(Dataset content):
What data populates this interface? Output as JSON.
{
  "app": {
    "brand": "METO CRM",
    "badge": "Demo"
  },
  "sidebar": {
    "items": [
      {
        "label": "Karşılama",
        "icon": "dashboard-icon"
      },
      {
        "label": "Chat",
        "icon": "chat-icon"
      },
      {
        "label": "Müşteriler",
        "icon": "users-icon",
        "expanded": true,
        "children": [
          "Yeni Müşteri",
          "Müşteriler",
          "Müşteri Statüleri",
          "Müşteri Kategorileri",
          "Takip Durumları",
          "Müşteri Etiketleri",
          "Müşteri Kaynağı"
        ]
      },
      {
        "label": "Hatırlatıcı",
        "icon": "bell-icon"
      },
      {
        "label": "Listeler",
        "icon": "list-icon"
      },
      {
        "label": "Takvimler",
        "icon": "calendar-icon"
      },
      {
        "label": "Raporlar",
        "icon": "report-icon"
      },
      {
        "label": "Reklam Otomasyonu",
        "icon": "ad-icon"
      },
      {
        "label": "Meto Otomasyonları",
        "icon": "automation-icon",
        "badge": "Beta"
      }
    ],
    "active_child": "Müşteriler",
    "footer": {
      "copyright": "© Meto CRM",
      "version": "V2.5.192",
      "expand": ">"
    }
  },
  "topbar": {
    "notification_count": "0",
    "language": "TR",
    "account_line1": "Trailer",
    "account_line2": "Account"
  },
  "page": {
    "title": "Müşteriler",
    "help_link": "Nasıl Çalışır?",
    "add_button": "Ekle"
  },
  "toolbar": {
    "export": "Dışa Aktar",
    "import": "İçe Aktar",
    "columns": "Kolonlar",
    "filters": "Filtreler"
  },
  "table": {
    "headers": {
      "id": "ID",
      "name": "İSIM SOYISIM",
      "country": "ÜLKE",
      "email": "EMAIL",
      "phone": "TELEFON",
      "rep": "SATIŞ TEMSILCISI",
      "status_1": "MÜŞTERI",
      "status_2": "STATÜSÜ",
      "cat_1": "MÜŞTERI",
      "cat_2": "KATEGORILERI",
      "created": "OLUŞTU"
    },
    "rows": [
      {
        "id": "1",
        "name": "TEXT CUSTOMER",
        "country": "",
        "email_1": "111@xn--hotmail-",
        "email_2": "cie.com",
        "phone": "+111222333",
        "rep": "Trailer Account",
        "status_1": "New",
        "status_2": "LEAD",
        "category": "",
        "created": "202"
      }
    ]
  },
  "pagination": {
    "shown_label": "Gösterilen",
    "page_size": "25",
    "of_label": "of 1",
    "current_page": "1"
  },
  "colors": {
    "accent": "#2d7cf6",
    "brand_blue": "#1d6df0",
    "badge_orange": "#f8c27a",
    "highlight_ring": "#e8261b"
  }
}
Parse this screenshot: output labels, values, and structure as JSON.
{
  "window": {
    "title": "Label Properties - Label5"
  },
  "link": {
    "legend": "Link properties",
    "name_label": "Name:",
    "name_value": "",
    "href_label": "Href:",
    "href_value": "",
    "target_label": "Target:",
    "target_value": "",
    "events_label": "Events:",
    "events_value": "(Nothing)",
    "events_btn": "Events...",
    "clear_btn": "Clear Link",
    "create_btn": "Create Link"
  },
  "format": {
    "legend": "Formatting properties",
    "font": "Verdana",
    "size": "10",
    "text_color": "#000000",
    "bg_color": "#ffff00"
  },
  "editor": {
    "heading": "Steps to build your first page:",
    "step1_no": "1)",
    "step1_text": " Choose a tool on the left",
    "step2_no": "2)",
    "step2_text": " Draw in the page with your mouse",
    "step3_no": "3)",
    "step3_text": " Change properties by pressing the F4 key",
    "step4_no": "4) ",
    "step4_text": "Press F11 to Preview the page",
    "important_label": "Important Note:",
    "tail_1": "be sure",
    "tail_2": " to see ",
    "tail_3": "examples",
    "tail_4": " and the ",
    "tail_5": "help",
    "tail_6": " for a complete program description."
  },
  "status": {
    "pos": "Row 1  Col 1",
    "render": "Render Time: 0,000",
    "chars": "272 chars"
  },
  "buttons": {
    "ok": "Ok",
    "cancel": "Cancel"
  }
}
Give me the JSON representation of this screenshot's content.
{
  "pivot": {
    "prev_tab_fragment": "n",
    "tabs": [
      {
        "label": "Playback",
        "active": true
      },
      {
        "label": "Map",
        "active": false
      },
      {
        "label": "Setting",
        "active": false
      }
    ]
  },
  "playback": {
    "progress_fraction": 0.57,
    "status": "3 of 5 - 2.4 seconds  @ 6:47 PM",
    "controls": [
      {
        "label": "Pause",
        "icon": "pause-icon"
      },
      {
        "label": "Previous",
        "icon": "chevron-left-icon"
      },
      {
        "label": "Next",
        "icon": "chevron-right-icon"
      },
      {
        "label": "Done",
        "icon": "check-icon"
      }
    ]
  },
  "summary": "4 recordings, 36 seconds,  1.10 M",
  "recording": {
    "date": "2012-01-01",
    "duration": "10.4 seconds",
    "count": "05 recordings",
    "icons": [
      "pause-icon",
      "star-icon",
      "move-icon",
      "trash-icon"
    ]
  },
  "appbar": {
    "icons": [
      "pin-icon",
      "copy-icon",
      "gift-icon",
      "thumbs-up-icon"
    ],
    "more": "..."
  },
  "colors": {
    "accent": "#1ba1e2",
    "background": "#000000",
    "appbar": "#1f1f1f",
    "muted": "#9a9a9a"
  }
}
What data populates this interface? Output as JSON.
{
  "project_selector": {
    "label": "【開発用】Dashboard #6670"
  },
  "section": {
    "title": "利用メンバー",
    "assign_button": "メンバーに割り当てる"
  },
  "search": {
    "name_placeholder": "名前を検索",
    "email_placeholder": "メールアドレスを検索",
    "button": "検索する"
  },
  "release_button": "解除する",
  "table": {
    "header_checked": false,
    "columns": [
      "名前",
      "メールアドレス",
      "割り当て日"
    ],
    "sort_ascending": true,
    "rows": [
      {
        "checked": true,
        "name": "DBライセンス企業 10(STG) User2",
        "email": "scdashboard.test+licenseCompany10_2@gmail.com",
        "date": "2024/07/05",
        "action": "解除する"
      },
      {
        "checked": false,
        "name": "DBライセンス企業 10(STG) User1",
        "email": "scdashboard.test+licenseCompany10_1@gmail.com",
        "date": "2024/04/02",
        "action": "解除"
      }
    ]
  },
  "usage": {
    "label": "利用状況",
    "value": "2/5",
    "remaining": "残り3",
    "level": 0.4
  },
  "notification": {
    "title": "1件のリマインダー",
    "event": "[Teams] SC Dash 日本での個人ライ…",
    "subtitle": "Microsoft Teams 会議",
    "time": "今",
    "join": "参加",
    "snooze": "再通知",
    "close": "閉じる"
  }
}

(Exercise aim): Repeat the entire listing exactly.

(Expected output):
What data populates this interface? Output as JSON.
{
  "app": {
    "brand": "METO CRM",
    "badge": "Demo"
  },
  "sidebar": {
    "items": [
      {
        "label": "Karşılama",
        "icon": "dashboard-icon"
      },
      {
        "label": "Chat",
        "icon": "chat-icon"
      },
      {
        "label": "Müşteriler",
        "icon": "users-icon",
        "expanded": true,
        "children": [
          "Yeni Müşteri",
          "Müşteriler",
          "Müşteri Statüleri",
          "Müşteri Kategorileri",
          "Takip Durumları",
          "Müşteri Etiketleri",
          "Müşteri Kaynağı"
        ]
      },
      {
        "label": "Hatırlatıcı",
        "icon": "bell-icon"
      },
      {
        "label": "Listeler",
        "icon": "list-icon"
      },
      {
        "label": "Takvimler",
        "icon": "calendar-icon"
      },
      {
        "label": "Raporlar",
        "icon": "report-icon"
      },
      {
        "label": "Reklam Otomasyonu",
        "icon": "ad-icon"
      },
      {
        "label": "Meto Otomasyonları",
        "icon": "automation-icon",
        "badge": "Beta"
      }
    ],
    "active_child": "Müşteriler",
    "footer": {
      "copyright": "© Meto CRM",
      "version": "V2.5.192",
      "expand": ">"
    }
  },
  "topbar": {
    "notification_count": "0",
    "language": "TR",
    "account_line1": "Trailer",
    "account_line2": "Account"
  },
  "page": {
    "title": "Müşteriler",
    "help_link": "Nasıl Çalışır?",
    "add_button": "Ekle"
  },
  "toolbar": {
    "export": "Dışa Aktar",
    "import": "İçe Aktar",
    "columns": "Kolonlar",
    "filters": "Filtreler"
  },
  "table": {
    "headers": {
      "id": "ID",
      "name": "İSIM SOYISIM",
      "country": "ÜLKE",
      "email": "EMAIL",
      "phone": "TELEFON",
      "rep": "SATIŞ TEMSILCISI",
      "status_1": "MÜŞTERI",
      "status_2": "STATÜSÜ",
      "cat_1": "MÜŞTERI",
      "cat_2": "KATEGORILERI",
      "created": "OLUŞTU"
    },
    "rows": [
      {
        "id": "1",
        "name": "TEXT CUSTOMER",
        "country": "",
        "email_1": "111@xn--hotmail-",
        "email_2": "cie.com",
        "phone": "+111222333",
        "rep": "Trailer Account",
        "status_1": "New",
        "status_2": "LEAD",
        "category": "",
        "created": "202"
      }
    ]
  },
  "pagination": {
    "shown_label": "Gösterilen",
    "page_size": "25",
    "of_label": "of 1",
    "current_page": "1"
  },
  "colors": {
    "accent": "#2d7cf6",
    "brand_blue": "#1d6df0",
    "badge_orange": "#f8c27a",
    "highlight_ring": "#e8261b"
  }
}
Parse this screenshot: output labels, values, and structure as JSON.
{
  "window": {
    "title": "Label Properties - Label5"
  },
  "link": {
    "legend": "Link properties",
    "name_label": "Name:",
    "name_value": "",
    "href_label": "Href:",
    "href_value": "",
    "target_label": "Target:",
    "target_value": "",
    "events_label": "Events:",
    "events_value": "(Nothing)",
    "events_btn": "Events...",
    "clear_btn": "Clear Link",
    "create_btn": "Create Link"
  },
  "format": {
    "legend": "Formatting properties",
    "font": "Verdana",
    "size": "10",
    "text_color": "#000000",
    "bg_color": "#ffff00"
  },
  "editor": {
    "heading": "Steps to build your first page:",
    "step1_no": "1)",
    "step1_text": " Choose a tool on the left",
    "step2_no": "2)",
    "step2_text": " Draw in the page with your mouse",
    "step3_no": "3)",
    "step3_text": " Change properties by pressing the F4 key",
    "step4_no": "4) ",
    "step4_text": "Press F11 to Preview the page",
    "important_label": "Important Note:",
    "tail_1": "be sure",
    "tail_2": " to see ",
    "tail_3": "examples",
    "tail_4": " and the ",
    "tail_5": "help",
    "tail_6": " for a complete program description."
  },
  "status": {
    "pos": "Row 1  Col 1",
    "render": "Render Time: 0,000",
    "chars": "272 chars"
  },
  "buttons": {
    "ok": "Ok",
    "cancel": "Cancel"
  }
}
Give me the JSON representation of this screenshot's content.
{
  "pivot": {
    "prev_tab_fragment": "n",
    "tabs": [
      {
        "label": "Playback",
        "active": true
      },
      {
        "label": "Map",
        "active": false
      },
      {
        "label": "Setting",
        "active": false
      }
    ]
  },
  "playback": {
    "progress_fraction": 0.57,
    "status": "3 of 5 - 2.4 seconds  @ 6:47 PM",
    "controls": [
      {
        "label": "Pause",
        "icon": "pause-icon"
      },
      {
        "label": "Previous",
        "icon": "chevron-left-icon"
      },
      {
        "label": "Next",
        "icon": "chevron-right-icon"
      },
      {
        "label": "Done",
        "icon": "check-icon"
      }
    ]
  },
  "summary": "4 recordings, 36 seconds,  1.10 M",
  "recording": {
    "date": "2012-01-01",
    "duration": "10.4 seconds",
    "count": "05 recordings",
    "icons": [
      "pause-icon",
      "star-icon",
      "move-icon",
      "trash-icon"
    ]
  },
  "appbar": {
    "icons": [
      "pin-icon",
      "copy-icon",
      "gift-icon",
      "thumbs-up-icon"
    ],
    "more": "..."
  },
  "colors": {
    "accent": "#1ba1e2",
    "background": "#000000",
    "appbar": "#1f1f1f",
    "muted": "#9a9a9a"
  }
}
What data populates this interface? Output as JSON.
{
  "project_selector": {
    "label": "【開発用】Dashboard #6670"
  },
  "section": {
    "title": "利用メンバー",
    "assign_button": "メンバーに割り当てる"
  },
  "search": {
    "name_placeholder": "名前を検索",
    "email_placeholder": "メールアドレスを検索",
    "button": "検索する"
  },
  "release_button": "解除する",
  "table": {
    "header_checked": false,
    "columns": [
      "名前",
      "メールアドレス",
      "割り当て日"
    ],
    "sort_ascending": true,
    "rows": [
      {
        "checked": true,
        "name": "DBライセンス企業 10(STG) User2",
        "email": "scdashboard.test+licenseCompany10_2@gmail.com",
        "date": "2024/07/05",
        "action": "解除する"
      },
      {
        "checked": false,
        "name": "DBライセンス企業 10(STG) User1",
        "email": "scdashboard.test+licenseCompany10_1@gmail.com",
        "date": "2024/04/02",
        "action": "解除"
      }
    ]
  },
  "usage": {
    "label": "利用状況",
    "value": "2/5",
    "remaining": "残り3",
    "level": 0.4
  },
  "notification": {
    "title": "1件のリマインダー",
    "event": "[Teams] SC Dash 日本での個人ライ…",
    "subtitle": "Microsoft Teams 会議",
    "time": "今",
    "join": "参加",
    "snooze": "再通知",
    "close": "閉じる"
  }
}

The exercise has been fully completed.